Conduct evaluation related to programs, research, and other areas of practice
Planning of health education strategies, interventions, and programs
Public health or related laws, regulations, standards, or guidelines
Identify the psychosocial impacts of work on employed children and youth.
Describe specific conditions that contribute to these impacts.
Discuss the need for further research and policy discussions to address intervention and prevention strategies.
Keyword(s): Youth at Work, Adolescent Health
Presenting author's disclosure statement:
Qualified on the content I am responsible for because: I am qualified to be an abstract author on the content because this is my professional field of work and expertise. I am involved in a variety of aspects of young worker health and safty including research, policy, program planning and publications.
Any relevant financial relationships? No
I agree to comply with the American Public Health Association Conflict of Interest and Commercial Support Guidelines,
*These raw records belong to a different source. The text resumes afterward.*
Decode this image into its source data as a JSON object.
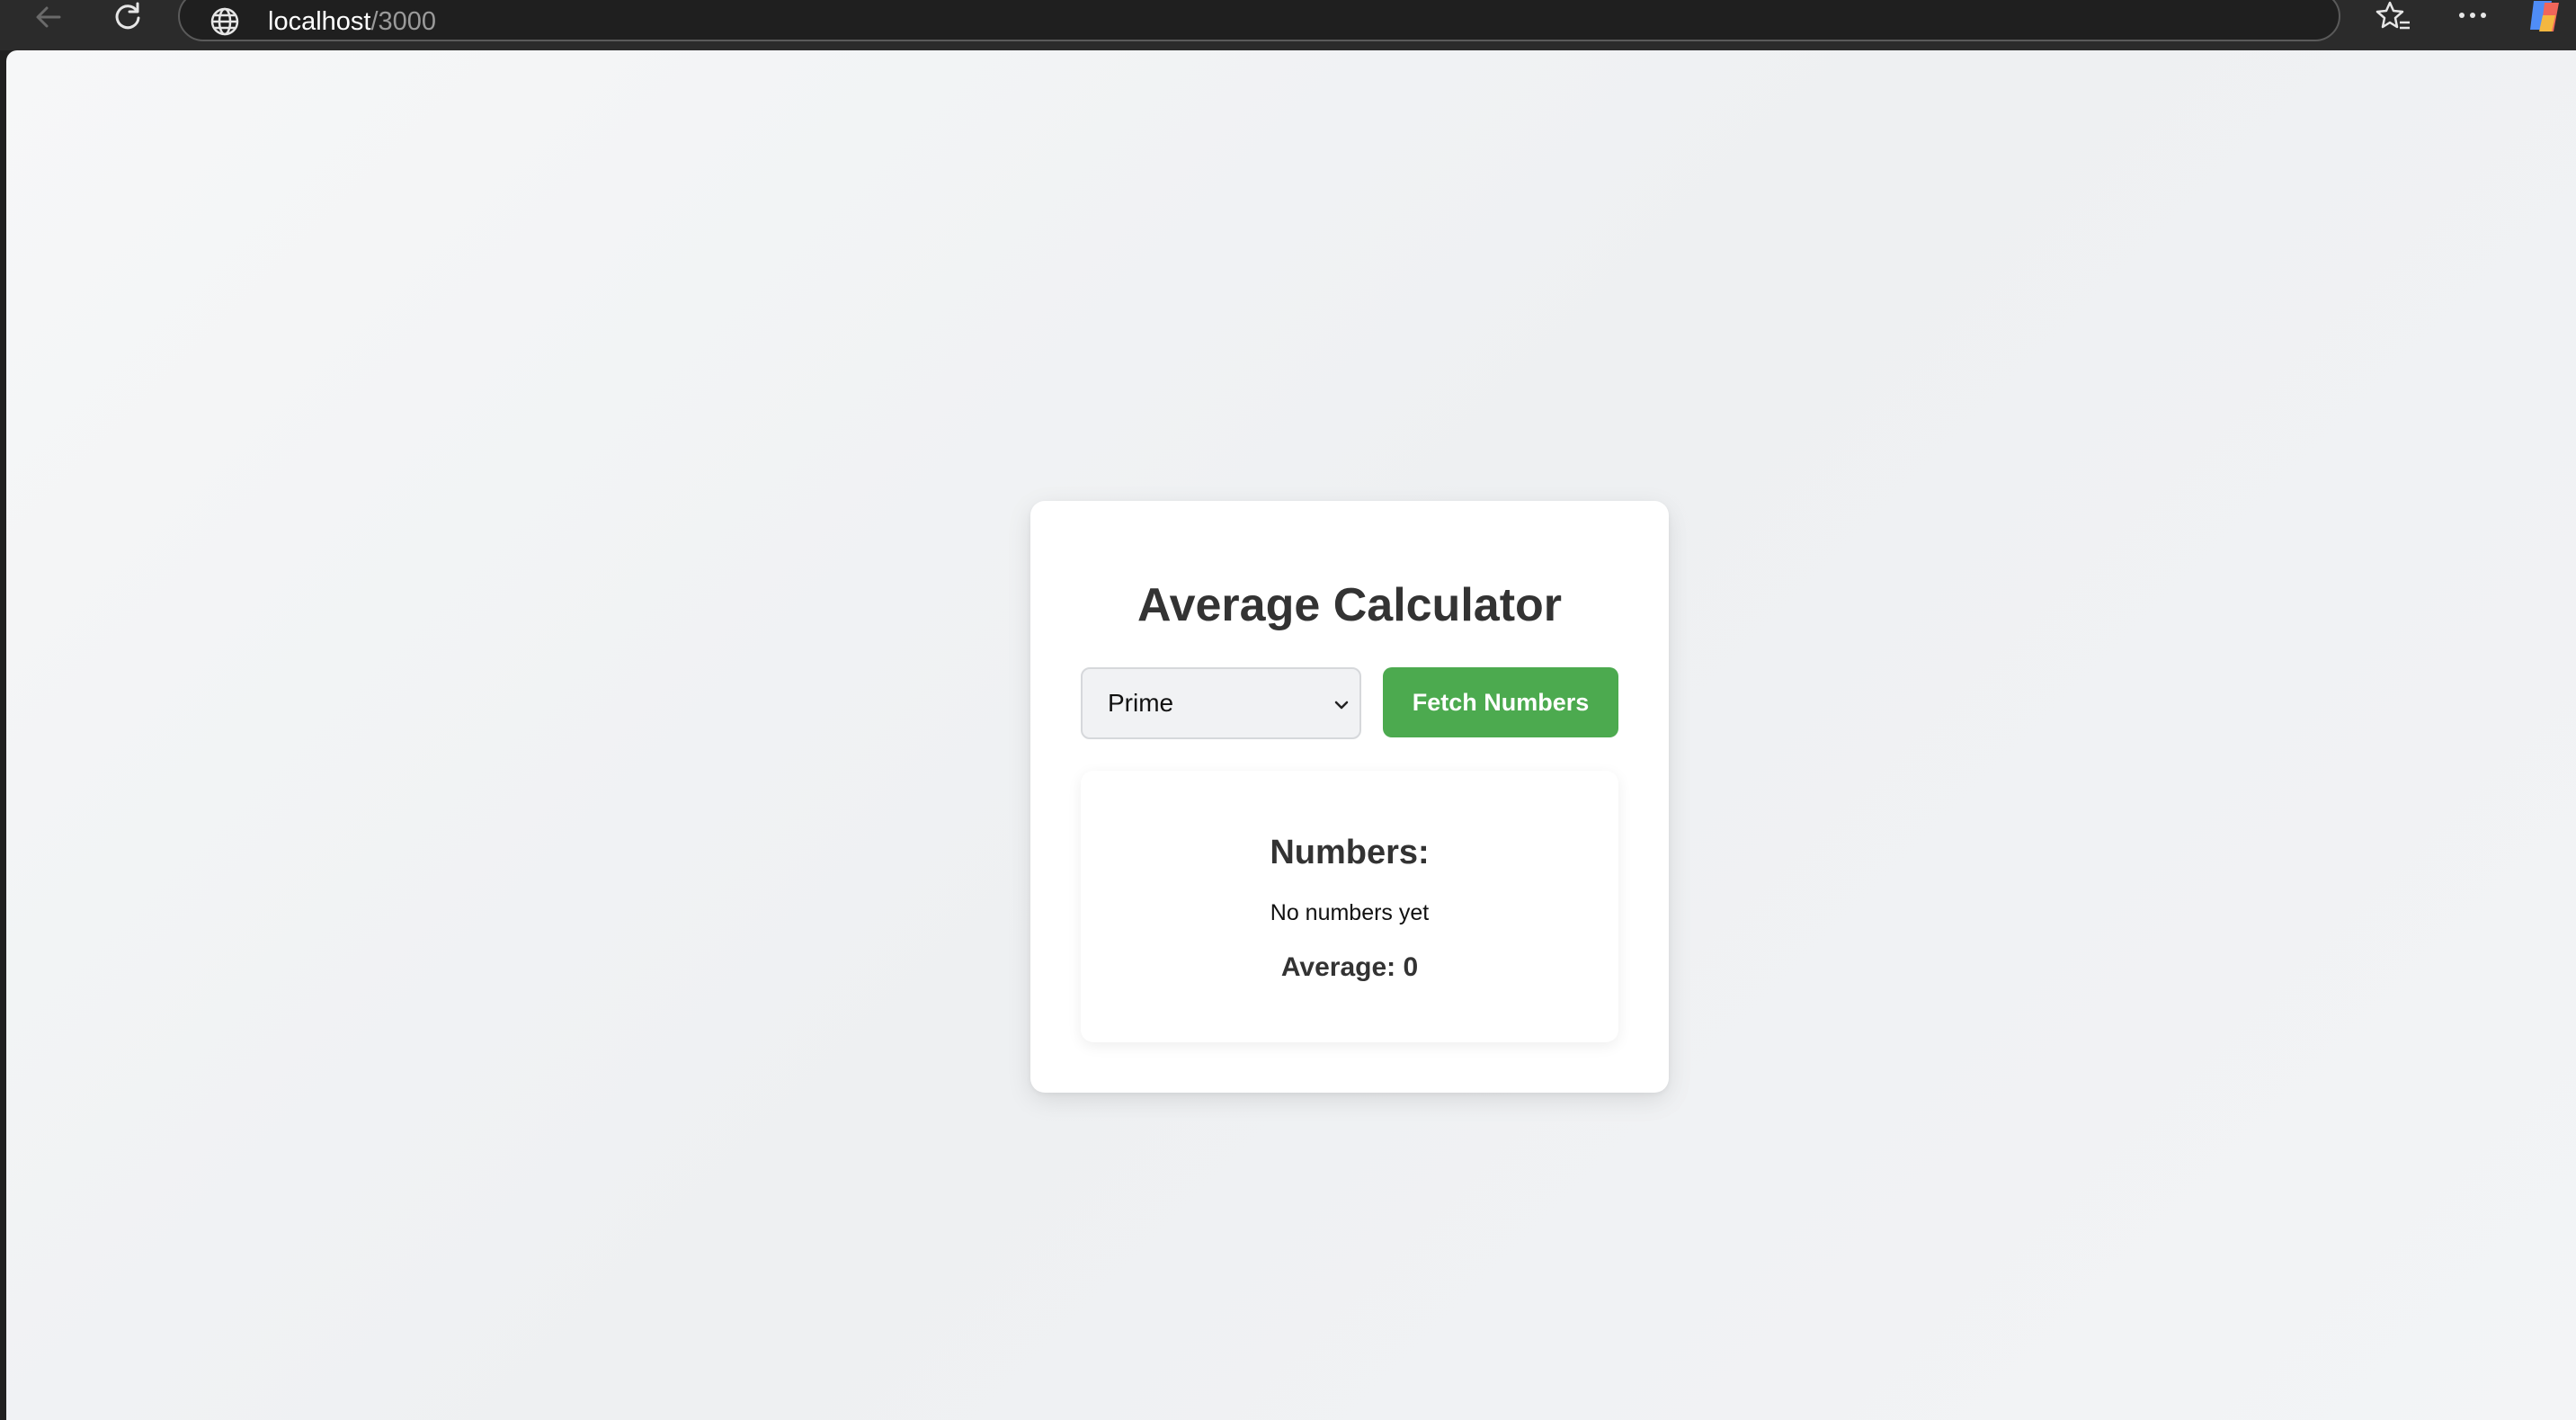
{
  "browser": {
    "url_host": "localhost",
    "url_path": "/3000",
    "back_icon": "arrow-left-icon",
    "reload_icon": "reload-icon",
    "site_icon": "globe-icon",
    "favorites_icon": "star-list-icon",
    "menu_icon": "more-icon",
    "copilot_icon": "copilot-icon"
  },
  "app": {
    "title": "Average Calculator",
    "select": {
      "selected": "Prime"
    },
    "fetch_button_label": "Fetch Numbers",
    "results": {
      "heading": "Numbers:",
      "empty_text": "No numbers yet",
      "average_label": "Average: 0"
    }
  },
  "colors": {
    "accent": "#4caa4f",
    "text": "#333333",
    "background": "#f3f4f6"
  }
}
and to disclose to the participants any off-label or experimental uses of a commercial product or service discussed
in my presentation.